A golf course architect could design the finest hole in the world, but it isn't legendary until there is a story to tell.
It certainly helps the hole's chances for such distinction if the world's best players compete for a major championship on it and that play was broadcast in HD (with Shot Tracer no less) for a global audience.
The pivotal 16th hole at TPC Harding Park, host of the 2020 PGA Championship, has that signature highlight thanks to newly minted PGA Champion Collin Morikawa. And now the 332-yard par 4 hole is deserving of inclusion among the must-play, public-access short par 4s in the United States.
Morikawa's clutch drive late Sunday at 16 in the final round led to the week's 10th eagle on the short par 4. It was certainly the most important, separating him from Paul Casey, who managed a crafty birdie on the hole minutes earlier from one of the bunkers guarding the front-left side of the green. Casey could only watch and smile as Morikawa's soaring tee shot rolled to 7 feet, 1 inch from the hole. (Watch it here)
That wasn't the first time the 16th hole assumed the highlight pedestal during the PGA. On Friday, the shot of the day was World No. 1 Justin Thomas' low, running fade that scooted onto the putting surface 18 feet from the hole (he couldn't convert the eagle putt).

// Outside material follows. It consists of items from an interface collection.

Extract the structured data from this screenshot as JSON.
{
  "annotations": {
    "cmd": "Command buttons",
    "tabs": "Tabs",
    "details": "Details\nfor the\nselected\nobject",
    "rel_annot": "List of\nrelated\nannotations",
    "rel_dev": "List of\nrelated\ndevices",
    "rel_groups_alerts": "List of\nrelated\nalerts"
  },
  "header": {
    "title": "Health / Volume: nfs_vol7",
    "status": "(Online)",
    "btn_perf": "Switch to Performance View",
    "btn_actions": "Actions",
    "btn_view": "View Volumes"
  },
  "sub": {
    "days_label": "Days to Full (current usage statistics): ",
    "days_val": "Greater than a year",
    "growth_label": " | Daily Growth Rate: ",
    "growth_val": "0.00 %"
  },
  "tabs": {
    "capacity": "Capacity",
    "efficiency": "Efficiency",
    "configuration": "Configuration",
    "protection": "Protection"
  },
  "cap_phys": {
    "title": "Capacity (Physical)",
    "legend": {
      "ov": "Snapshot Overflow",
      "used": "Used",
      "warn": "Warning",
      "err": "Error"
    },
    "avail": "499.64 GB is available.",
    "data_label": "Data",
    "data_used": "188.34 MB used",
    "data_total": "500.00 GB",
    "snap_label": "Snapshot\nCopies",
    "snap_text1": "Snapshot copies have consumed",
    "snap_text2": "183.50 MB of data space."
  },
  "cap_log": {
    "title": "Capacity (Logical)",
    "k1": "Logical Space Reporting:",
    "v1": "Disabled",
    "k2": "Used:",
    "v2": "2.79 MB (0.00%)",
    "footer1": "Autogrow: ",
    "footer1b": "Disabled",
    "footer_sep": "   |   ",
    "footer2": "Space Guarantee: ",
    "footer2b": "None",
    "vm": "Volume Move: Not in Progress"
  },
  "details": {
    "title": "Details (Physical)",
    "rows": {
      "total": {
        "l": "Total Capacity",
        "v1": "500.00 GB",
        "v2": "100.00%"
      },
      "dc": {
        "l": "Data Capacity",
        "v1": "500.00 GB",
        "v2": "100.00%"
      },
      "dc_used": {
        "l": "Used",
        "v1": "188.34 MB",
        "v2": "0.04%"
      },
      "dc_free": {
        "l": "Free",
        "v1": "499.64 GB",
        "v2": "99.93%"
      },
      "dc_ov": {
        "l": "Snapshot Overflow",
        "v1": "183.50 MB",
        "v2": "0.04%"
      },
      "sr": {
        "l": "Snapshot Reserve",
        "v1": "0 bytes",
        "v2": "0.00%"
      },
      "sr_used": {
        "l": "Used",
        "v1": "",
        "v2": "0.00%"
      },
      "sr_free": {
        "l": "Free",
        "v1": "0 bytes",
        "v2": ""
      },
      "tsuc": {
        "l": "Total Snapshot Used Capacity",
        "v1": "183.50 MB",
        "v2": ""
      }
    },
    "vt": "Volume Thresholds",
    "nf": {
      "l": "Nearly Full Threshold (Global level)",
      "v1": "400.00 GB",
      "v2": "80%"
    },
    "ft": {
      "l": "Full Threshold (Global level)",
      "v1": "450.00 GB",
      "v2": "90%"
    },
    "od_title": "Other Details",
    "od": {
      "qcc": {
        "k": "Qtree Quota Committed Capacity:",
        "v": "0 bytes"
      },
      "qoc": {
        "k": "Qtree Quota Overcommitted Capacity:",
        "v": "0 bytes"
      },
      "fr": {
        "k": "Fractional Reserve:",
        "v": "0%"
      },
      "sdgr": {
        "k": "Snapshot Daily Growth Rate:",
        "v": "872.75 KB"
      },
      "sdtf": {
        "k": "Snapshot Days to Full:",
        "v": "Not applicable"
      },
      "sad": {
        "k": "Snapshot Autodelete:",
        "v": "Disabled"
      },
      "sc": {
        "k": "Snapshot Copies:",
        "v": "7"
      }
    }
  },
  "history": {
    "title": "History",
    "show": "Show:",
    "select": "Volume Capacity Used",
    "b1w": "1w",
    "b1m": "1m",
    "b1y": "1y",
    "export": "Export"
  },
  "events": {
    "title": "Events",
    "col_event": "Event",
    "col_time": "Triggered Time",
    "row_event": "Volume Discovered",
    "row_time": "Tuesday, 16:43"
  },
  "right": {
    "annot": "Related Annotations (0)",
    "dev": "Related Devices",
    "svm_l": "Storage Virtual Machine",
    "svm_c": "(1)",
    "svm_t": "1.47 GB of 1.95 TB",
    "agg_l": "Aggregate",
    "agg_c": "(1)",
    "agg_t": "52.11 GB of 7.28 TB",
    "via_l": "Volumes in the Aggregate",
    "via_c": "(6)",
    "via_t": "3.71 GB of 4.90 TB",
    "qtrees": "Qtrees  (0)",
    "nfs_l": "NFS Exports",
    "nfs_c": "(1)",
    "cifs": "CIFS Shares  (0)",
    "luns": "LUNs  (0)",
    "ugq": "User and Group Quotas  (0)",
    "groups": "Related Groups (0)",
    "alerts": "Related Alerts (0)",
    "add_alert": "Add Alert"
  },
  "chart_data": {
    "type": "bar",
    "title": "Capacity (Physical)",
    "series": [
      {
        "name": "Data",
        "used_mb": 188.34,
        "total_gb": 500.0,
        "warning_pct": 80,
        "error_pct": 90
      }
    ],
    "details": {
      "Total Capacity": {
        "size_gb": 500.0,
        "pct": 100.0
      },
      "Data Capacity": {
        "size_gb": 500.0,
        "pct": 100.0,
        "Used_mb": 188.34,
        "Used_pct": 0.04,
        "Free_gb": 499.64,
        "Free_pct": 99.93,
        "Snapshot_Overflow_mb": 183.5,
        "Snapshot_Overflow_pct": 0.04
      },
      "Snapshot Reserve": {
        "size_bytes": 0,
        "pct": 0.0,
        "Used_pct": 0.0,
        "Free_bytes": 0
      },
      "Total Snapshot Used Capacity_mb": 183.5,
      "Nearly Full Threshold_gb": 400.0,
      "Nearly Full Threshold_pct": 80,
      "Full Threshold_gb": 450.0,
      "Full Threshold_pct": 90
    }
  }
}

That isn't to say there wasn't the chance for failure. There were 37 bogeys and five double bogeys on the week. In the final pairing on Sunday, Dustin Johnson hit his tee shot way left into the penalty area, but after a drop, miraculously holed out for birdie. Only the par-5 10th played easier to par. The popular, "good miss" appeared to be a tug into one of the left bunkers. Birdies were possible from there but generally required a long-ish putt. For the game's best, those bunkers aren't round killers, but on a hole that averaged 3.66 during the week, par is a bad score. Worse misses seemed to bleed right, where trees caused problems with pitch shots from the short side.
(Update: Architecture guru Geoff Shackelford went deep on the day-by-day Shotlink data for 16 on his blog, GeoffShackelford.com.)

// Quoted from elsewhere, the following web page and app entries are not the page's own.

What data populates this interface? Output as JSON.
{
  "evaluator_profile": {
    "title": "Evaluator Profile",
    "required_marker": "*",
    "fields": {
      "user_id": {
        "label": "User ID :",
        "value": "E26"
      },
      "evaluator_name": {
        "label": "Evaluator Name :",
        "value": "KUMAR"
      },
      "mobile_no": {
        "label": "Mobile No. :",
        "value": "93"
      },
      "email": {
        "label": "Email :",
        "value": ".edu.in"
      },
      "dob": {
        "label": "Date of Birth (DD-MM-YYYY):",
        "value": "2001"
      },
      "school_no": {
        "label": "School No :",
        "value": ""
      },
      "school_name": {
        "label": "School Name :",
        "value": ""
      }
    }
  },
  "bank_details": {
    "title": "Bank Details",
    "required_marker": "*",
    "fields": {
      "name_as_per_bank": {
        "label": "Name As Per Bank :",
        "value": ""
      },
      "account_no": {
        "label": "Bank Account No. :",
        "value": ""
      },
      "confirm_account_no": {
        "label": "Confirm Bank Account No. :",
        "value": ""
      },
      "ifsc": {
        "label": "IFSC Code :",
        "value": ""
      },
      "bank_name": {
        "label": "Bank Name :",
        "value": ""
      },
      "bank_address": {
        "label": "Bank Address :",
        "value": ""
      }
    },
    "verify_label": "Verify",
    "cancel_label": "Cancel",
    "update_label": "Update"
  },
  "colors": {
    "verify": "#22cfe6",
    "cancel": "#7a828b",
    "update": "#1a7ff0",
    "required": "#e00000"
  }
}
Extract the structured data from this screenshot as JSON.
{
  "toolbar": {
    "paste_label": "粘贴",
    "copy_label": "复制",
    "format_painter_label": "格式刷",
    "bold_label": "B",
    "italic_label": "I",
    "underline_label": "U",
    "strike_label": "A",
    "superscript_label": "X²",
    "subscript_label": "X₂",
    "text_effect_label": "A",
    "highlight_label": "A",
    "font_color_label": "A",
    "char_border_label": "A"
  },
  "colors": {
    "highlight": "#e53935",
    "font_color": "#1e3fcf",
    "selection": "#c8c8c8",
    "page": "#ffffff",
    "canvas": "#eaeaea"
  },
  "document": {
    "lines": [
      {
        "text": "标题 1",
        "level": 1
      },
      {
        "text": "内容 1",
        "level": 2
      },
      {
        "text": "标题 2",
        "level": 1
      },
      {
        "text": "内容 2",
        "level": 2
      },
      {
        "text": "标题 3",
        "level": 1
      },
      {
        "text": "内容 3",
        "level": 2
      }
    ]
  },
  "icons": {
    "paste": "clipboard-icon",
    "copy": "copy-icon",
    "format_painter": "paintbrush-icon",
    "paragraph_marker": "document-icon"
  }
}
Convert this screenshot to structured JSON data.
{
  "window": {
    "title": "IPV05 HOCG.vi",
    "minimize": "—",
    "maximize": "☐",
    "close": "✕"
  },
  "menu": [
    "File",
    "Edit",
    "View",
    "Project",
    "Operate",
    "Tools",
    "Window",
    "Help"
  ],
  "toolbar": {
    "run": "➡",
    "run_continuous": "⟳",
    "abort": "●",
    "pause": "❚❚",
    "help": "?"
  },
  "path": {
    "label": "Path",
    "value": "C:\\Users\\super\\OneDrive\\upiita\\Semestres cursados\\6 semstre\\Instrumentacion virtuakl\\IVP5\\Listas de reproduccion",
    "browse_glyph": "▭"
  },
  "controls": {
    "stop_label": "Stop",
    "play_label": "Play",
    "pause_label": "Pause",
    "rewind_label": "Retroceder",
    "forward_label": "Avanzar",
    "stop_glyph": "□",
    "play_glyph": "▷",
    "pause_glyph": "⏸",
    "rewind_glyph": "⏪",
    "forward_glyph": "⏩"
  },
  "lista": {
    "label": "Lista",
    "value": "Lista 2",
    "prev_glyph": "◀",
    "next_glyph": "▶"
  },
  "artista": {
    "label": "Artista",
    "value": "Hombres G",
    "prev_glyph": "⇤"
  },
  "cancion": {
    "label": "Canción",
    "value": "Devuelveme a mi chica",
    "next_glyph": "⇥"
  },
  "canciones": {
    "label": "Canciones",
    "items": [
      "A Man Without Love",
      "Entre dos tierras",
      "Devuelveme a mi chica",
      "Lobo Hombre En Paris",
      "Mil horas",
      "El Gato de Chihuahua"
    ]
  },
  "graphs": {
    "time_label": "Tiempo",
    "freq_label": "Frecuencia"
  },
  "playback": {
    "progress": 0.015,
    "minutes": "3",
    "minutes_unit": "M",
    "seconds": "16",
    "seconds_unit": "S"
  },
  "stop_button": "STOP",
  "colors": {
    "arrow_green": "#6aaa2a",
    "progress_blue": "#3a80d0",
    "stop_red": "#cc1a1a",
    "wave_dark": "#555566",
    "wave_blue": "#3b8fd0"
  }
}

The 16th certainly isn't the flashiest of short par 4s in America. There are no severe fall-offs or tiers on or around the green and the bunkers aren't terribly vicious. There are three bunkers guarding the left and one in front of the green on the right. Big cypress trees guard the right. It's pleasantly situated along Lake Merced, but is more benign compared to Chambers Bay's short, uphill 12th hole, which has more elevation change and towering dunes. It's less spectacular with fewer angles than the 16th at Bandon Dunes, which you can catch on the US Amateur NBC-GOLF coverage this week. And yet the simplicity of Harding's 1920s design still holds up in 2020 in elite competition.
The hole's design, the setup by the PGA's Kerry Haigh during the week and the spot in the routing all makes the 16th brilliant. Holes 12 and 13 are two of the course's toughest (playing 2nd and 3rd most difficult in scoring at the PGA), so by the time you reach 16, you're likely eager to get a shot or two back. It's really the last great birdie chance at Harding Park with a long-ish par 3 and par 4 to close. Morikawa didn't go for the green in the first three rounds.
"[Colt Knost] saw me Wednesday afternoon practicing on there," said Morikawa. "And he asked me if I was ever going to go for it. I told him a quick no, it's too much into the wind, why go for it.
"You know, my caddie, it was like 278 to the front, and just a good drive for me. It was going to land just short of that in this weather; it's going to bounce on up. He looked at me, he counted off and asked me what I wanted to do and I told him, let's hit a good drive."
Simply put, it's the right hole in the right place at the right time.
Speaking of memorable short par 4s in majors at public courses, I'm reminded of the 2008 U.S. Open at Torrey Pines, where the USGA had an alternate forward tee for the par-4 14th hole. The hole is typically one of many demanding par 4s there in the mid-400s, but for the final round they moved it up and it played a pivotal role down the stretch in the Tiger-Rocco dual. The South can be a pretty brutal examination of an average golfer's game. Using that forward tee full time for daily-fee play, as opposed to yet another long 4, might make that back nine more enjoyable. (Although in a recent interview with the San Diego Tribune, Rees Jones said he doesn't expect it to play as a drivable par 4 in next year's US Open.)
Torrey Pines North Course, by contrast, has two nice short 4s, as is to be expected with Tom Weiskopf-designed layouts.
As the San Francisco muni golfers return to TPC Harding Park this week, few will have the power to reach the 16th green with their drive, but they'll still have to consider their options. They can lay up short of the three bunkers or try and steer a left-to-right ball flight up the fairway close to the green. The middle-back tees play 320 yards - that's a long poke for golfers who don't make a living playing the sport. It might behoove the setup committee at TPC to move them up to a 260 or 270-range to give low-handicap amateurs a shot at ripping a driver through heavy air onto the front edge. Pace of play concerns may prevent that. Some may want to take a crack from where Morikawa hit his drive. Is there a plaque yet?